Given he doesn't know the name of his mother or village, it's a daunting task, and one that begins to overwhelm him. As determined to find his biological mother and siblings as he is to not upset his Australian parents, he retreats from the world and those around him.
The story is at first driven by an incredible performance by Sunny Pawar, who instinctively captures the emotions you expect from a child realising he may never see his family again. But it also encompasses broader issues such as child trafficking and labour, and poverty, which makes for a more nerve-wracking ride than what follows later.
A focused Dev Patel also puts in a great performance as the adult Saroo, although his journey is more internal and introverted, and somewhat slows the story momentum. Both parts are livened up by Nicole Kidman's wigs, which threaten to overshadow an otherwise captivating performance. The 80s were not kind to hair.
There may be two tonally different stories, but Australian director Garth Davis (co-director of Top of the Lake) uses this device to highlight the vast difference between Saroo's two families and how one simple decision can drastically change a life. All this adds to the emotional punch of the film.
Yes, Lion may be an uplifting story of one man's determination and hope, a story of compassion and the importance of being connected, but it's one heck of a fraught ride getting there. Don't think about stepping into the theatre without a good supply of tissues.
Cast: Dev Patel, Nicole Kidman, David Wenham

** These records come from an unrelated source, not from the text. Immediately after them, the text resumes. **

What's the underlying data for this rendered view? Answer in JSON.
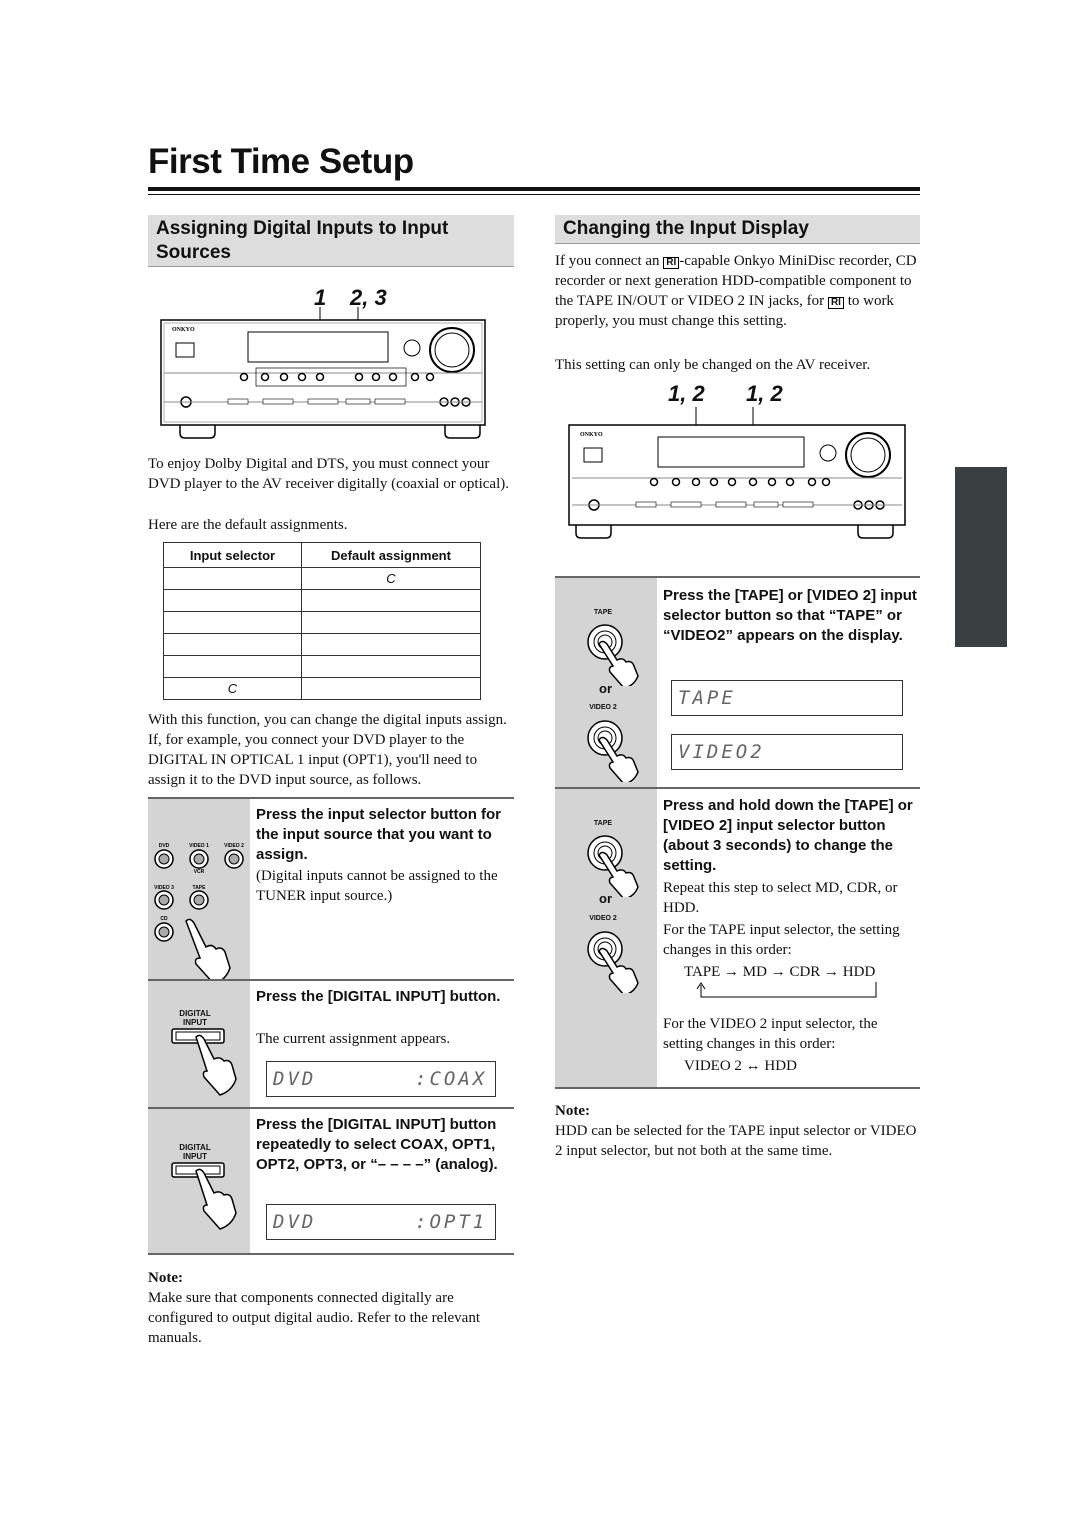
{
  "page": {
    "title": "First Time Setup"
  },
  "left": {
    "heading": "Assigning Digital Inputs to Input Sources",
    "figure_steps": {
      "a": "1",
      "b": "2, 3"
    },
    "intro": "To enjoy Dolby Digital and DTS, you must connect your DVD player to the AV receiver digitally (coaxial or optical).",
    "defaults_intro": "Here are the default assignments.",
    "table": {
      "headers": [
        "Input selector",
        "Default assignment"
      ],
      "rows": [
        [
          "",
          "C"
        ],
        [
          "",
          ""
        ],
        [
          "",
          ""
        ],
        [
          "",
          ""
        ],
        [
          "",
          ""
        ],
        [
          "C",
          ""
        ]
      ]
    },
    "explain": "With this function, you can change the digital inputs assign. If, for example, you connect your DVD player to the DIGITAL IN OPTICAL 1 input (OPT1), you'll need to assign it to the DVD input source, as follows.",
    "steps": [
      {
        "heading": "Press the input selector button for the input source that you want to assign.",
        "text": "(Digital inputs cannot be assigned to the TUNER input source.)",
        "buttons": [
          "DVD",
          "VIDEO 1",
          "VIDEO 2",
          "VCR",
          "VIDEO 3",
          "TAPE",
          "CD"
        ]
      },
      {
        "heading": "Press the [DIGITAL INPUT] button.",
        "text": "The current assignment appears.",
        "button_label": "DIGITAL INPUT",
        "display": {
          "left": "DVD",
          "right": ":COAX"
        }
      },
      {
        "heading": "Press the [DIGITAL INPUT] button repeatedly to select COAX, OPT1, OPT2, OPT3, or “– – – –” (analog).",
        "button_label": "DIGITAL INPUT",
        "display": {
          "left": "DVD",
          "right": ":OPT1"
        }
      }
    ],
    "note_title": "Note:",
    "note": "Make sure that components connected digitally are configured to output digital audio. Refer to the relevant manuals."
  },
  "right": {
    "heading": "Changing the Input Display",
    "intro_a": "If you connect an",
    "intro_b": "-capable Onkyo MiniDisc recorder, CD recorder or next generation HDD-compatible component to the TAPE IN/OUT or VIDEO 2 IN jacks, for",
    "intro_c": "to work properly, you must change this setting.",
    "ri_logo": "RI",
    "only": "This setting can only be changed on the AV receiver.",
    "figure_steps": {
      "a": "1, 2",
      "b": "1, 2"
    },
    "steps": [
      {
        "heading": "Press the [TAPE] or [VIDEO 2] input selector button so that “TAPE” or “VIDEO2” appears on the display.",
        "btn1": "TAPE",
        "or": "or",
        "btn2": "VIDEO 2",
        "displays": [
          "TAPE",
          "VIDEO2"
        ]
      },
      {
        "heading": "Press and hold down the [TAPE] or [VIDEO 2] input selector button (about 3 seconds) to change the setting.",
        "btn1": "TAPE",
        "or": "or",
        "btn2": "VIDEO 2",
        "text1": "Repeat this step to select MD, CDR, or HDD.",
        "text2": "For the TAPE input selector, the setting changes in this order:",
        "order_tape": "TAPE → MD → CDR → HDD",
        "text3": "For the VIDEO 2 input selector, the setting changes in this order:",
        "order_video2": "VIDEO 2 ↔ HDD"
      }
    ],
    "note_title": "Note:",
    "note": "HDD can be selected for the TAPE input selector or VIDEO 2 input selector, but not both at the same time."
  },
  "receiver": {
    "brand": "ONKYO"
  }
}
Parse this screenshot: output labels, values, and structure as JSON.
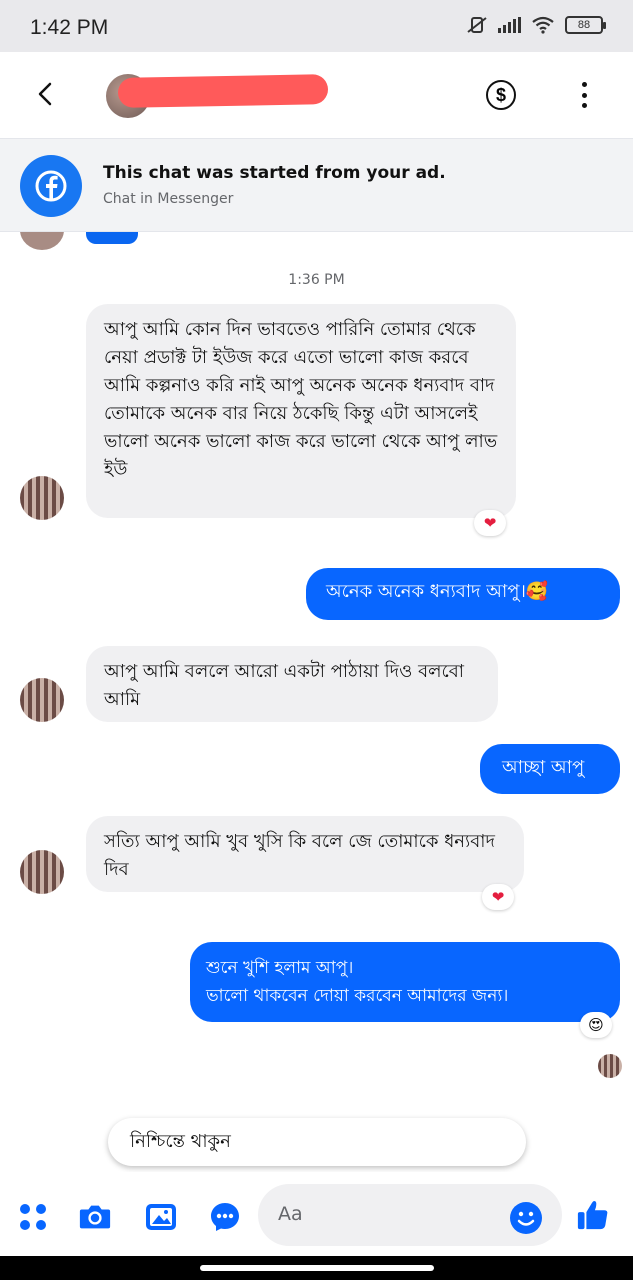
{
  "status_bar": {
    "time": "1:42 PM",
    "battery": "88"
  },
  "header": {
    "back_icon": "chevron-left-icon",
    "payment_icon": "dollar-icon",
    "more_icon": "more-vertical-icon"
  },
  "ad_banner": {
    "title": "This chat was started from your ad.",
    "subtitle": "Chat in Messenger"
  },
  "chat": {
    "timestamp": "1:36 PM",
    "messages": [
      {
        "direction": "in",
        "text": "আপু আমি কোন দিন ভাবতেও পারিনি তোমার থেকে নেয়া প্রডাক্ট টা ইউজ করে এতো ভালো কাজ করবে আমি কল্পনাও করি নাই আপু অনেক অনেক ধন্যবাদ বাদ তোমাকে অনেক বার নিয়ে ঠকেছি কিন্তু এটা আসলেই ভালো অনেক ভালো কাজ করে ভালো থেকে আপু লাভ ইউ",
        "reaction": "❤"
      },
      {
        "direction": "out",
        "text": "অনেক অনেক ধন্যবাদ আপু।🥰"
      },
      {
        "direction": "in",
        "text": "আপু আমি বললে আরো একটা পাঠায়া দিও বলবো আমি"
      },
      {
        "direction": "out",
        "text": "আচ্ছা আপু"
      },
      {
        "direction": "in",
        "text": "সত্যি আপু আমি খুব খুসি কি বলে জে তোমাকে ধন্যবাদ দিব",
        "reaction": "❤"
      },
      {
        "direction": "out",
        "line1": "শুনে খুশি হলাম আপু।",
        "line2": "ভালো থাকবেন দোয়া করবেন আমাদের জন্য।",
        "reaction": "😍"
      }
    ]
  },
  "quick_reply": "নিশ্চিন্তে থাকুন",
  "composer": {
    "placeholder": "Aa",
    "tools": [
      "apps-icon",
      "camera-icon",
      "image-icon",
      "chat-bubble-icon"
    ],
    "emoji_icon": "smiley-icon",
    "like_icon": "thumbs-up-icon"
  },
  "colors": {
    "accent": "#0866ff",
    "incoming_bubble": "#f0f0f2",
    "heart": "#e41e3f"
  }
}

Director: Garth Davis
Running Time: 118 mins
Verdict: A remarkable story well told, and great advert for Google Earth.